Vaccine coverage of human papillomavirus exceeds 90% in the Algarve region, the Algarve Regional Health Service (ARS) today said, welcoming the "good adherence" of girls and their families.
The currently achieved vaccination coverage rates are about 90% for the first dose and 80% to 85% for the second dose.
On celebrating the 10th anniversary of the incorporation of HPV vaccination into the National Vaccine Program, signed by the Health Directorate General on 5 November and attended by the President of the Republic, Marcelo Rebelo de Sousa, the project developed by health professionals over the last ten years, has been highlighted and praised "without which these results could not be achieved."
Human papillomavirus vaccination, which is responsible for one of the most common sexually transmitted infections worldwide, started in October 2008 with three doses for girls aged 13 years.
The vaccine is specifically designed to prevent precancerous lesions and cervical cancer as well as vulva, vagina and anus. It also prevents genital warts associated with the genotypes contained in the vaccine.
Cervical cancer is the second most common type of cancer in women, and in nearly 100% of cases it is associated with a previous papilloma virus infection.
A national vaccination campaign for girls born in 1992, 1993 and 1994 started at the same time in January 2009 and was vaccinated in 2009, 2010 and 2011 respectively.
The vaccine used was a four-dose vaccine (HPV4), which provided protection against four serotypes of the virus, two of which are more closely related to cervical cancer.
In 2014, the HPV vaccine has been proposed under the National Vaccination Program (PNV) in girls aged 10 to 13 years and in a two-dose regimen.
However, technological developments allowed the marketing of a non-invasive HPV vaccine (HPV9), which provided protection against nine serotypes of the virus, which increased the protection of about 90% of the types of human papilloma virus associated with its cervix uterus and other malignant cancers.
The HPV9 vaccine was introduced into PNV in 2017 for delivery to ten-year-old girls in order to optimize their degree of protection.

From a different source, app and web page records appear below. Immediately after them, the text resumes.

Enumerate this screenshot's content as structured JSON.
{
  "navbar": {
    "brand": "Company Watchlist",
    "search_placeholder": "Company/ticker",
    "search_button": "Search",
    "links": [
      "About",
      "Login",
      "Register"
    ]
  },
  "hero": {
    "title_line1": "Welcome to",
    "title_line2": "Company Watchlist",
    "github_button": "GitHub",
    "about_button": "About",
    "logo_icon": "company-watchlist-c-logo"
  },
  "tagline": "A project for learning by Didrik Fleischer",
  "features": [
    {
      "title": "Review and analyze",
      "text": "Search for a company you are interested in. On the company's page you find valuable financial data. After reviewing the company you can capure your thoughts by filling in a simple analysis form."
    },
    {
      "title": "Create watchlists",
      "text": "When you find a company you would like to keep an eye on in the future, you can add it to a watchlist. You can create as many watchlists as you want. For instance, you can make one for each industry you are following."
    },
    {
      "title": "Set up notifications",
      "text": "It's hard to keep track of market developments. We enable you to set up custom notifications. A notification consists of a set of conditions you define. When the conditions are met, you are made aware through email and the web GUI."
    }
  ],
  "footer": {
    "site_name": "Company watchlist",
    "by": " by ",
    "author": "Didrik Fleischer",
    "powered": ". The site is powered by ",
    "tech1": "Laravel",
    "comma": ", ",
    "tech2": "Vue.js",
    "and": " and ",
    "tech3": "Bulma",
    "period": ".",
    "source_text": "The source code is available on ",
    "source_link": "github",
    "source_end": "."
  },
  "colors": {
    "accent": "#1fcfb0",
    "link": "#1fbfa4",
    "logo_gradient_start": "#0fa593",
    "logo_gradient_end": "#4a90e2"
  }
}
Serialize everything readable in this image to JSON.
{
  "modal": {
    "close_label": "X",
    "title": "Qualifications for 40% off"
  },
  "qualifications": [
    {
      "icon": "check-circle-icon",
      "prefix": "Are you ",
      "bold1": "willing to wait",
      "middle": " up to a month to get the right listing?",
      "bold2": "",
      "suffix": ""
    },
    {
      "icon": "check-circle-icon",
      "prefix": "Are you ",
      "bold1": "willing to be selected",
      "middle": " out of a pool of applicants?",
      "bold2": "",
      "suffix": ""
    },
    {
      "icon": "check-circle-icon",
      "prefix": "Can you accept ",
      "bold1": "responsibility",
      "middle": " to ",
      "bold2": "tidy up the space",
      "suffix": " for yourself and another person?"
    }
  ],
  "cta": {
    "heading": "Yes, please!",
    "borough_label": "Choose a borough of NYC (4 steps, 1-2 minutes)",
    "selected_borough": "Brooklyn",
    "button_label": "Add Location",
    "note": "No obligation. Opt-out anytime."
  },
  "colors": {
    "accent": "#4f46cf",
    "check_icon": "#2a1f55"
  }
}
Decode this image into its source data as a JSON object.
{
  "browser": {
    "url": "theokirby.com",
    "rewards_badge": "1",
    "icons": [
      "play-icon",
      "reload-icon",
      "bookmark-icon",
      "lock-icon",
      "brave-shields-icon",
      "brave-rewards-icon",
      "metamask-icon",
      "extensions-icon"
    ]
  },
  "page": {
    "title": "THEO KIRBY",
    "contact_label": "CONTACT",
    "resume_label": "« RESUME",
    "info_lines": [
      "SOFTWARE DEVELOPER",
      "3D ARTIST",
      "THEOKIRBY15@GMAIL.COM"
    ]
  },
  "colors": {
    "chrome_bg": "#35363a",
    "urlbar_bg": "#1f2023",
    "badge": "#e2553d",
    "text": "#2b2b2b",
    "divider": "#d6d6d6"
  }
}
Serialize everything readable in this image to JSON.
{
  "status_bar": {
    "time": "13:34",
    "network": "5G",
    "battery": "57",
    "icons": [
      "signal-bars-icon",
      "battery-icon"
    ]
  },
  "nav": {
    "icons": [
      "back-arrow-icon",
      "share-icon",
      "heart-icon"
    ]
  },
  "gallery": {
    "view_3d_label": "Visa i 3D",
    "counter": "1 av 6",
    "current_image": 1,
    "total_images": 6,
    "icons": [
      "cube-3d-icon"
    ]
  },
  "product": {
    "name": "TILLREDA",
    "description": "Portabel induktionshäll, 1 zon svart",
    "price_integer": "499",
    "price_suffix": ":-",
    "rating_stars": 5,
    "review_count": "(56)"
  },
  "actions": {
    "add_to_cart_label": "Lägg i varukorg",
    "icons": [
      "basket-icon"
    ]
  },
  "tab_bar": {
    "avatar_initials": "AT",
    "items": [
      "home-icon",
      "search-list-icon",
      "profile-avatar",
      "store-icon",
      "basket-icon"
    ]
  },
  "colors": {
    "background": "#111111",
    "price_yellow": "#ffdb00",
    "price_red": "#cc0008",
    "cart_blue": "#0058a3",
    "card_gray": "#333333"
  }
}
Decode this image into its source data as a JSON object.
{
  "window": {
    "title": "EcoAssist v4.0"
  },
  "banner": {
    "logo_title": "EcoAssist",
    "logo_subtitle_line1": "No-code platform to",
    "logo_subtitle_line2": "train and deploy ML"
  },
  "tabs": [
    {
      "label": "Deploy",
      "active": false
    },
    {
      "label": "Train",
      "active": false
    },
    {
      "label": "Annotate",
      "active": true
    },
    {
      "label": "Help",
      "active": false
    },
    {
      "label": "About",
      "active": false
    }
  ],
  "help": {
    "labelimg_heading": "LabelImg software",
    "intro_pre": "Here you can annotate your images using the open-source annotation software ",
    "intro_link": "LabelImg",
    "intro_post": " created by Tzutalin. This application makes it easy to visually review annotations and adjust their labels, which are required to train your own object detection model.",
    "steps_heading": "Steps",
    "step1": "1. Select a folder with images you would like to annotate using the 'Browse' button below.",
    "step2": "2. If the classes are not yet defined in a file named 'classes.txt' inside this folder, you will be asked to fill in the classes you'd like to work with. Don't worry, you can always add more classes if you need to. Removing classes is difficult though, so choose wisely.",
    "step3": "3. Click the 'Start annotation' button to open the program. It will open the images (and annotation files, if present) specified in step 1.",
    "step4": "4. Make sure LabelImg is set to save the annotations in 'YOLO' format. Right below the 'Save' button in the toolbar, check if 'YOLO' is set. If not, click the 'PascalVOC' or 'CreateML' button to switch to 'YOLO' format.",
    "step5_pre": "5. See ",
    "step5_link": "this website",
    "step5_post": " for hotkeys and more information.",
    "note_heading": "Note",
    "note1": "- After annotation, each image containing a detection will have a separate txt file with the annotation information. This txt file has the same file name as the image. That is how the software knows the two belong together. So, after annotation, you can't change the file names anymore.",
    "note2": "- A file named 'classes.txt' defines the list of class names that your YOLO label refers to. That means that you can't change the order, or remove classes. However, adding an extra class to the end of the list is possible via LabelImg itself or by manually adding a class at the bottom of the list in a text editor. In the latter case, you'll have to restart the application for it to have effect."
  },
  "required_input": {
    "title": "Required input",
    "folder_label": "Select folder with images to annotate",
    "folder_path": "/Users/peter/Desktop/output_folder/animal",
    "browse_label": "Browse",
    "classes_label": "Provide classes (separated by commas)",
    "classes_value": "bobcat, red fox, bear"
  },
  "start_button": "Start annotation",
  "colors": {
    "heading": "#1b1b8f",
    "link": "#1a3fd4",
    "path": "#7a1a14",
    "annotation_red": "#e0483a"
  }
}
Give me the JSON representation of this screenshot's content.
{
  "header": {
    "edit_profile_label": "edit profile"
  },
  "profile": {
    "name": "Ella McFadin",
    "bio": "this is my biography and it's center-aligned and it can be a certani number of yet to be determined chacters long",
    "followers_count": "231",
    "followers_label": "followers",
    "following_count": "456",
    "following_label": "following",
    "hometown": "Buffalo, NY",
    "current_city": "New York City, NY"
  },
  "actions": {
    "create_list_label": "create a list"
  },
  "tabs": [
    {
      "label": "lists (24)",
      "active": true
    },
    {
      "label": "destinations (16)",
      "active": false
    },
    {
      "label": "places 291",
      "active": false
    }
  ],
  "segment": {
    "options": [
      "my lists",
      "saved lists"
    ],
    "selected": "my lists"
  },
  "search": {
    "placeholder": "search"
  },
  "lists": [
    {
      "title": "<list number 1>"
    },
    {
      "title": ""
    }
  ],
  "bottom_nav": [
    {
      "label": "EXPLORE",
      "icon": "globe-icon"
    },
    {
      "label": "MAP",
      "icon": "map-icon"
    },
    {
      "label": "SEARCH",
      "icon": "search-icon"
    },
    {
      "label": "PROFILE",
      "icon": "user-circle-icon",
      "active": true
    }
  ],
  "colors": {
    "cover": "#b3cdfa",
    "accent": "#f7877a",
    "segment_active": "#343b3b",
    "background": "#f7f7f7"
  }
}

Vaccination against human papillomavirus and regular control of cervical cancer in all women allows for early prevention and intervention in the development of cervical cancer.
750,000 girls were vaccinated in Portugal for the last ten years, with Portugal among the best performing vaccine against human papillomavirus, according to ARS.